[[ DATA SHOWN, beginning ]]

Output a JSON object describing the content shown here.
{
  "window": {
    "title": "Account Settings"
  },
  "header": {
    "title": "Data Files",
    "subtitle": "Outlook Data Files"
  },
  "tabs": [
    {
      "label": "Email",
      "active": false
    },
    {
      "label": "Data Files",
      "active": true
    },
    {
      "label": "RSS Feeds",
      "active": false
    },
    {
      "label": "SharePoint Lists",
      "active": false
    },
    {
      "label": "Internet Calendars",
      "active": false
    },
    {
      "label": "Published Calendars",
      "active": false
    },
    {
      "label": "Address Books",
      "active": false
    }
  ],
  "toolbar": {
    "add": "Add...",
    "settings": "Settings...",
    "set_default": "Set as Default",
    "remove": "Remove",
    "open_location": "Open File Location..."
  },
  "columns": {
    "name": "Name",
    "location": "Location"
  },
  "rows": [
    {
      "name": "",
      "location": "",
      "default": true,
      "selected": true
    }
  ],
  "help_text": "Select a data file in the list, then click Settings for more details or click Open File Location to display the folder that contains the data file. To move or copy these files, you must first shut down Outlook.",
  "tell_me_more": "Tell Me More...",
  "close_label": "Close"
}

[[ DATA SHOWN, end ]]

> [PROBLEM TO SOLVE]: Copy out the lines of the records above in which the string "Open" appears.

> [EXERCISE RESPONSE]:
    "open_location": "Open File Location..."
  "help_text": "Select a data file in the list, then click Settings for more details or click Open File Location to display the folder that contains the data file. To move or copy these files, you must first shut down Outlook.",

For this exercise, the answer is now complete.